**TASK TO CARRY OUT:** From the records beneath, determine how many lines contain "DuuXa" and report only that figure.

**RECORDS TO PROCESS:**
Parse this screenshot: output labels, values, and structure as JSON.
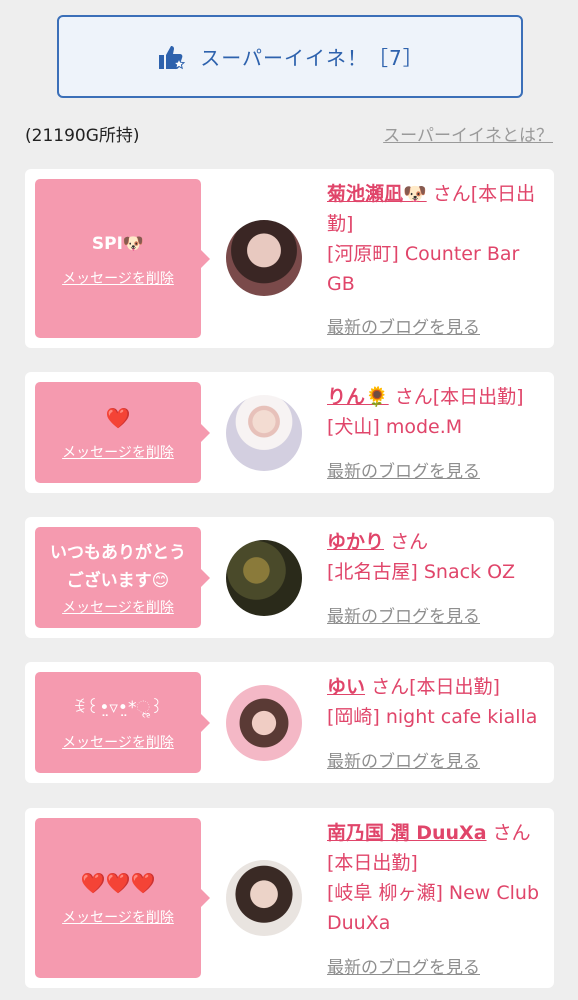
{
  "header": {
    "super_button_label": "スーパーイイネ！［7］",
    "points": "(21190G所持)",
    "about_link": "スーパーイイネとは？"
  },
  "cards": [
    {
      "message": "SPI🐶",
      "delete_label": "メッセージを削除",
      "name": "菊池瀬凪🐶",
      "suffix": "さん[本日出勤]",
      "shop": "[河原町] Counter Bar GB",
      "blog": "最新のブログを見る"
    },
    {
      "message": "❤️",
      "delete_label": "メッセージを削除",
      "name": "りん🌻",
      "suffix": "さん[本日出勤]",
      "shop": "[犬山] mode.M",
      "blog": "最新のブログを見る"
    },
    {
      "message": "いつもありがとうございます😊",
      "delete_label": "メッセージを削除",
      "name": "ゆかり",
      "suffix": "さん",
      "shop": "[北名古屋] Snack OZ",
      "blog": "最新のブログを見る"
    },
    {
      "message": "ꉂ꒰•̤▿•̤*ૢ꒱",
      "delete_label": "メッセージを削除",
      "name": "ゆい",
      "suffix": "さん[本日出勤]",
      "shop": "[岡崎] night cafe kialla",
      "blog": "最新のブログを見る"
    },
    {
      "message": "❤️❤️❤️",
      "delete_label": "メッセージを削除",
      "name": "南乃国 潤 DuuXa",
      "suffix": "さん[本日出勤]",
      "shop": "[岐阜 柳ヶ瀬] New Club DuuXa",
      "blog": "最新のブログを見る"
    }
  ],
  "colors": {
    "accent_pink": "#f59aaf",
    "name_pink": "#e0456a",
    "button_blue": "#2e62ad"
  }
}
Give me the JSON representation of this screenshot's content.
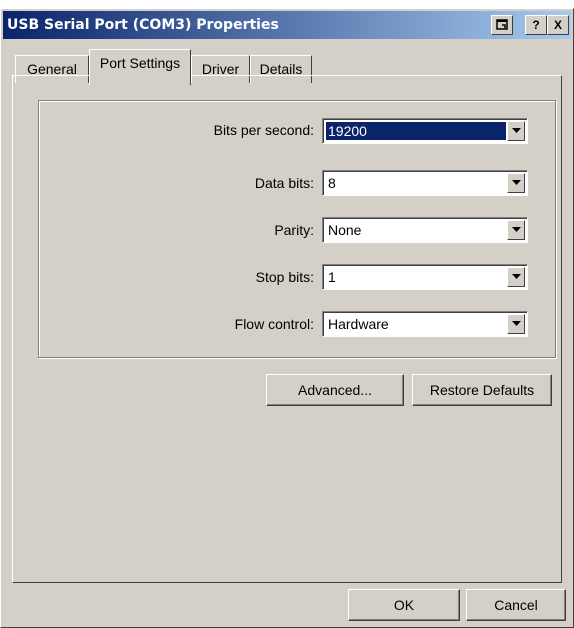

**SOLUTION TO THIS TASK:** 2